There's almost an urgency to Sheila Gibbons commentary in Women's E-News yesterday. She's urging female journalists to start saving those notes, documents, scribbles, story drafts, e-mail correspondence, journals and blogs for donation to the National Women and Media Collection at the University of Missouri-Columbia.
Why? Because without the documented history of women in journalism, the gender gap in journalism history will persist. It's hard enough to be a women in this business. What a tragedy if there were little to no record of those who toiled away, too busy multitasking or simplifying to document their impact.
I admit I'm no packrat and in my haste to organize and simplify, I'm quite good at tossing materials without a moment's thought. I don't believe for an instant that any future journalists or historians will care about what I said, wrote or documented. But I do believe strongly in the value of history for history's sake. In other words, you never know what source will unlock a story for future generations.

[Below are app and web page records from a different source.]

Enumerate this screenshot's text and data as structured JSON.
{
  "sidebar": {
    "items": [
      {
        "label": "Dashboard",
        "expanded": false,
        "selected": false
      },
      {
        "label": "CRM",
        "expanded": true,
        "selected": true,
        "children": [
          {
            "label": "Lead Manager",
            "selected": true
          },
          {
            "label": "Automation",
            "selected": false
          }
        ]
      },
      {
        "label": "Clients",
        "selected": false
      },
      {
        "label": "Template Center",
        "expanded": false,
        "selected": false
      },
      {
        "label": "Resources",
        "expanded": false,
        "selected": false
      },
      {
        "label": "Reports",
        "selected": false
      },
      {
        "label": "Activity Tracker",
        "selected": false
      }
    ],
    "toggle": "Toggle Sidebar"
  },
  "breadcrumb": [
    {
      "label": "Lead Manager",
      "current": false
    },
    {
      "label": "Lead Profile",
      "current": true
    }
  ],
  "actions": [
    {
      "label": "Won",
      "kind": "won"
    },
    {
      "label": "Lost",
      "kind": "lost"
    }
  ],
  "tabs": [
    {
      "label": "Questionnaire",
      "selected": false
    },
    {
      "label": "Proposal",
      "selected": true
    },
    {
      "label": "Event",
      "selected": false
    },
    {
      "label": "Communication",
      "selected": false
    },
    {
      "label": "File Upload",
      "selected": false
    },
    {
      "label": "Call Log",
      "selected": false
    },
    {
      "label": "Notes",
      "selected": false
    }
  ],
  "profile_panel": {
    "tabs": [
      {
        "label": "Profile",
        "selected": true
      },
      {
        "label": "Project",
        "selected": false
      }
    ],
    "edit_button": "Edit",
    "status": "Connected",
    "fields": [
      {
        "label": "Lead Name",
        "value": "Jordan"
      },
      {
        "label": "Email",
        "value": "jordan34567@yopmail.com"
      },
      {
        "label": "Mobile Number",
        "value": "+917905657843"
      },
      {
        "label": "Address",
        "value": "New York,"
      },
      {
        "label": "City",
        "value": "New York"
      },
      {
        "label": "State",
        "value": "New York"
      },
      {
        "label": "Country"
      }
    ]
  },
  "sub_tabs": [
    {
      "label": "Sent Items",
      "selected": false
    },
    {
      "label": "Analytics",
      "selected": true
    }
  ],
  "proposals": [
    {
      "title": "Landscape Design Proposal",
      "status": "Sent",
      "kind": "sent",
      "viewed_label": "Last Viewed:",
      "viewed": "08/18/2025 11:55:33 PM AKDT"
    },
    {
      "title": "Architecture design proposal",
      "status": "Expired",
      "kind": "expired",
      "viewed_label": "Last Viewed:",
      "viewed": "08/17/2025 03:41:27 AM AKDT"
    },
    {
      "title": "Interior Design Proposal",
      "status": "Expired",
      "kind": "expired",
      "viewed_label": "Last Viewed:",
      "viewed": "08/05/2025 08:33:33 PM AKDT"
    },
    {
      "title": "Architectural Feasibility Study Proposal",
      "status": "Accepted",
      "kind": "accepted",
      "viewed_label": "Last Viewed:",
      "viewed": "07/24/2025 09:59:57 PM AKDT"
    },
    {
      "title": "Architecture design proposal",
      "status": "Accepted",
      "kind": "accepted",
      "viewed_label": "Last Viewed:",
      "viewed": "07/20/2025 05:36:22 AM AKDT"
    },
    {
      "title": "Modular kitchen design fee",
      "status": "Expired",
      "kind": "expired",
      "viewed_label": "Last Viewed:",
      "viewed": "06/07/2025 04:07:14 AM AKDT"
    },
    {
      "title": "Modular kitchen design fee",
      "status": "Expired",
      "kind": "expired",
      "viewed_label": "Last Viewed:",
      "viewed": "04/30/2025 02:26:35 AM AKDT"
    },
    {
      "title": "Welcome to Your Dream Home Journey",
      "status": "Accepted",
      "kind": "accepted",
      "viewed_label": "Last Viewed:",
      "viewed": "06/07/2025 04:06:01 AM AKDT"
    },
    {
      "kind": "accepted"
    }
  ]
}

If I needed any evidence of that, I need only look to the biography of Edith Wharton that I'm about two-thirds through today. Wonderful example of how the tiniest details, in one case a note to a beloved niece, express a private detail not found in other works about her.
Hat tip to Romenesko for including in the left rail.